It’s Thanksgiving here in the U.S. This time of year the word gratitude is thrown around a lot. Almost to the point that it loses its meaning. But, if we stop the holiday bustle train to pay attention to that word for a minute, it is powerful. There is a reason that gratitude comes up so often now. We are in Autumn, the season of the last harvest and there is much to appreciate in the final crops being pulled in and stored for the winter. At least before we had global distribution of food all year long that is. But, you get the gist and of course we celebrate the story of the pilgrims and native Americans coming together to feast. Lots of people take a minute today to think about what they are grateful for. But, research has shown us that the benefits of reflecting on our blessings is huge and can be beneficial all year long. Not just a moment of reflection on a single day.

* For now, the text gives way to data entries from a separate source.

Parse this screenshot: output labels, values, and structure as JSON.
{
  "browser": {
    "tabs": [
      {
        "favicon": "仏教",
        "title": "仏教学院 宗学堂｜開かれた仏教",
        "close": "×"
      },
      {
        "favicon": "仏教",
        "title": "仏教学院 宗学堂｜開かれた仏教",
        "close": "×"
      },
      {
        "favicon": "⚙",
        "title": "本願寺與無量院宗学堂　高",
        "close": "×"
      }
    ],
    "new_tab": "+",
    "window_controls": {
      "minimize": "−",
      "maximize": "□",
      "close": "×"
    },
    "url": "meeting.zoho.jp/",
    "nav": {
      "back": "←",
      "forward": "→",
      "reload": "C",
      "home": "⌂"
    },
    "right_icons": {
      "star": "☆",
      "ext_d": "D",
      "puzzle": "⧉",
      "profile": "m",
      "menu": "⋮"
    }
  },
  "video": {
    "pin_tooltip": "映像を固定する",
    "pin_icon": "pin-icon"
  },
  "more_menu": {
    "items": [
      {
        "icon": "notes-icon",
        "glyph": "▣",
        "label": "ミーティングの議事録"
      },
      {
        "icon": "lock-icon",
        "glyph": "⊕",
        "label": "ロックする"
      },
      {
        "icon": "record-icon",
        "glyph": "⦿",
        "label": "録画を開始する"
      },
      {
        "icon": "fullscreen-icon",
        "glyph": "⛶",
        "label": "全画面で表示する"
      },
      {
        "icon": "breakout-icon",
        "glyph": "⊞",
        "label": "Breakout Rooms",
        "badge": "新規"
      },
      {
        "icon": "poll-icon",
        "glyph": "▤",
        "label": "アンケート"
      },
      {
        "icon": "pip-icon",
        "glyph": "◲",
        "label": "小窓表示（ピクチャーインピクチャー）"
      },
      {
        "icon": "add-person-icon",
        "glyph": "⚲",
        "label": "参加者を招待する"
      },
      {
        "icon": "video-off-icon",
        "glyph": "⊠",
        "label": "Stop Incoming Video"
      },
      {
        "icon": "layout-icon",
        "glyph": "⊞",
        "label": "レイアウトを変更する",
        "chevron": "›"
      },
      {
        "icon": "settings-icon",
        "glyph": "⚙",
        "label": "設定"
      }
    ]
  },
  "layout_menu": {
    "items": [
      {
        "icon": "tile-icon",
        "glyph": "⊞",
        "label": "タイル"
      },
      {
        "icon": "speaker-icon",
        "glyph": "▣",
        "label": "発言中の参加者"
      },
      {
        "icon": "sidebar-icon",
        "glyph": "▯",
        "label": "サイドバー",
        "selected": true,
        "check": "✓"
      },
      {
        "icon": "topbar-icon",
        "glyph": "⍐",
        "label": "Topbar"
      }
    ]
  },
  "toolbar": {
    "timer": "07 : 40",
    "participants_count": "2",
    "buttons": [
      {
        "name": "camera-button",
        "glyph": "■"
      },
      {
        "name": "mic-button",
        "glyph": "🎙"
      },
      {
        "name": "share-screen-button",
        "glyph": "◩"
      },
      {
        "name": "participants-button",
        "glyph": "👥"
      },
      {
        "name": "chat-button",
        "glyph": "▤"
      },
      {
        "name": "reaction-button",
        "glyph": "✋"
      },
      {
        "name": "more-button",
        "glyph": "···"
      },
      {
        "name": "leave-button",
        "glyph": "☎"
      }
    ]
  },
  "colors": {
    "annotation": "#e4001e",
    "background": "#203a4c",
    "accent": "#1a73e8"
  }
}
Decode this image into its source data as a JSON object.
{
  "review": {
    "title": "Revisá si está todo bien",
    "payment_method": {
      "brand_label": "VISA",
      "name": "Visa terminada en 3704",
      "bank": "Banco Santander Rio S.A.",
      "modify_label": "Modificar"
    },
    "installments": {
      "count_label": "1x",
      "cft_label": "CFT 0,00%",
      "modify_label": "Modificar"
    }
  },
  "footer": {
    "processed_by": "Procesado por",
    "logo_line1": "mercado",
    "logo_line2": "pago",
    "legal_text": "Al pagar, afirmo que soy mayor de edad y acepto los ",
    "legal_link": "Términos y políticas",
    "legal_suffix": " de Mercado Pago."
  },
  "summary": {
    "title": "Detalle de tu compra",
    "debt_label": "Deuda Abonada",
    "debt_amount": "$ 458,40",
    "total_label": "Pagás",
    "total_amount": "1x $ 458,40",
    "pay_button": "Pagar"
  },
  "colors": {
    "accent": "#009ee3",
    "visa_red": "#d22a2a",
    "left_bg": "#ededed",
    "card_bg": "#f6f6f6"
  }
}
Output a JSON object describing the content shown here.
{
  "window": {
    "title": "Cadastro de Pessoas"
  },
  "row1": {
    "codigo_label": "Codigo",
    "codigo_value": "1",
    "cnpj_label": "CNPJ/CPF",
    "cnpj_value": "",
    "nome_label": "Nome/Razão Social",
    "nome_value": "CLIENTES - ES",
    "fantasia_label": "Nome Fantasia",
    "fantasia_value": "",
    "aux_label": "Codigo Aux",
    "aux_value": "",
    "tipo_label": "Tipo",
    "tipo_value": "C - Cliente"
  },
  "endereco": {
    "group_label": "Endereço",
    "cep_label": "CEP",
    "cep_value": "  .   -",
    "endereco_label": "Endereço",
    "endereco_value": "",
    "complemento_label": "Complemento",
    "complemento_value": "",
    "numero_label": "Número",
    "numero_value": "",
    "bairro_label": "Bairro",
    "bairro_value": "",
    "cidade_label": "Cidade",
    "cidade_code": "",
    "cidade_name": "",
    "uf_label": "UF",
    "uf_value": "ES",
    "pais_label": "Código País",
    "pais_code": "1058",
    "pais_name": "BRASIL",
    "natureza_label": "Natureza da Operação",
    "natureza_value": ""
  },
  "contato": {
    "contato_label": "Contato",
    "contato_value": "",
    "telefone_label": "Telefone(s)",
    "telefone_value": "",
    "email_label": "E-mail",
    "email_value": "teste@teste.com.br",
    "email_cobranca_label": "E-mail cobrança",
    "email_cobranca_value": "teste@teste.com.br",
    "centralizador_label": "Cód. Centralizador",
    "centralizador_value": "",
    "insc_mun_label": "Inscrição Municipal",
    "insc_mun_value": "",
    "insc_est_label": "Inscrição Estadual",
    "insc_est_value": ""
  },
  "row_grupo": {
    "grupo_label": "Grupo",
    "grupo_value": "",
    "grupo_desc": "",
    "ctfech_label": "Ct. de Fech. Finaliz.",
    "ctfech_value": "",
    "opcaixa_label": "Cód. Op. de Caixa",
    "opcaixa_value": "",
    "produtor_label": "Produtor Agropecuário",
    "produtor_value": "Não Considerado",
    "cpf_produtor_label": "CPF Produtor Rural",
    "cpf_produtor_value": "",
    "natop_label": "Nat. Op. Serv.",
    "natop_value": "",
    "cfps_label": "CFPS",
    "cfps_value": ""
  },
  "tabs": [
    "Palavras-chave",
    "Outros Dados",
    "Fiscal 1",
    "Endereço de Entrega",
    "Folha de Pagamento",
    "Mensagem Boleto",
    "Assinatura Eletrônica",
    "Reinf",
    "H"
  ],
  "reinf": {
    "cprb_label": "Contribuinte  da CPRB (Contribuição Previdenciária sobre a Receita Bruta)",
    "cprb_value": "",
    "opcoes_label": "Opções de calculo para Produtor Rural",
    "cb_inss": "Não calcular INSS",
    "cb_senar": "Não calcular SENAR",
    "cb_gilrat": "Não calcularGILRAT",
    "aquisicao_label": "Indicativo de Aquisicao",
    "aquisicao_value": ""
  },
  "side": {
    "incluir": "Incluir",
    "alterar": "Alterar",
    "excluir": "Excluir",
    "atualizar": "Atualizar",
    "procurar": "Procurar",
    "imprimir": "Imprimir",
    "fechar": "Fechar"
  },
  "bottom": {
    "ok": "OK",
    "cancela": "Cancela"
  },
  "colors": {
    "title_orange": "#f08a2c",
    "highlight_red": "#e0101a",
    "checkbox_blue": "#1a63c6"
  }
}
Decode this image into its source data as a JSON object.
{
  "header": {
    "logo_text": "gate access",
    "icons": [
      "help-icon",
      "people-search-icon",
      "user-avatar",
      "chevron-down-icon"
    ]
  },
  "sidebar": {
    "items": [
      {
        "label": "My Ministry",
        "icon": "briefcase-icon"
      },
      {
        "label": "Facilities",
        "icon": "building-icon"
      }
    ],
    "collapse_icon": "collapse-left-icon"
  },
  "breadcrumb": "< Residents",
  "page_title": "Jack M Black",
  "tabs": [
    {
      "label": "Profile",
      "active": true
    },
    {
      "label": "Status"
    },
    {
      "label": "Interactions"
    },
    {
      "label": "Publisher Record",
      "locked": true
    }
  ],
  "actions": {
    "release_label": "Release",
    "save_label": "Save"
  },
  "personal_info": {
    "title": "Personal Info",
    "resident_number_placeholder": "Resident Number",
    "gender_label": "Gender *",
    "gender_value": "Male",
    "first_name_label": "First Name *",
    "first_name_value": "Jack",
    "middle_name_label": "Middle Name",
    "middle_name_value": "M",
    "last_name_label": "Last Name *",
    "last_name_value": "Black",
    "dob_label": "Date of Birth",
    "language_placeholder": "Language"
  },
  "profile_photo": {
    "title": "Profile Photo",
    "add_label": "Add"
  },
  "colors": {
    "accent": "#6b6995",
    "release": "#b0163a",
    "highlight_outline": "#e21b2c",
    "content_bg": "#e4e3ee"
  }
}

The website Happier Human compiled the results of more than 40 studies on gratitude practices to declare that there are 31 separate benefits from a regular gratitude practice. And we aren’t talking about a huge time consuming commitment. Their research shows that spending five minutes per day can increase your long term well-being by 10%. Which they claim is the same impact as doubling your income. Go here to read the full article. In short they found that a gratitude practice leaves you more optimistic, less materialistic, more spiritual, less self-centered, and increases your self-esteem….all from 5 minutes per day. Sign me up.
So what does a five minute practice look like? The author of the article is offering a journal to help guide you through your practice. Following the outline could be really helpful. But, if you want a no cost approach you can grab a notebook and just jot down three things everyday that you are grateful for in your life. When you do, really think about the impact of each thing in your life. You are training your brain to look for what is good rather than looking for the negative; which by the way is how human brains are wired, we naturally have a negativity bias. Practicing looking for the good is retraining your brain. Another approach is to enlist a gratitude buddy. My good friend and I have a gratitude email thread that I think we have had going for 3 or more years now. One of us starts a new thread at the beginning of the year and we just respond to each other’s emails. Do we miss days? You bet! But the beauty of the buddy is if you forget to take time for your practice an email in your in-box is a great reminder.
The method that you choose isn’t important. Cultivating a daily practice (or nearly daily...no one is perfect!) is really what matters. Taking time to take stock of what is good in your life is really the key. AND if you are at a point where nothing feels worth celebrating this is exactly the time to bring in a gratitude practice. You can be thankful for clean/running water, waking up today, for rain, for clear skies, for your senses, for working limbs...there is always something to be grateful for and recognizing that is the key.
Happy Thanksgiving to you and yours. I am grateful for each and everyone of you that takes the time to read this.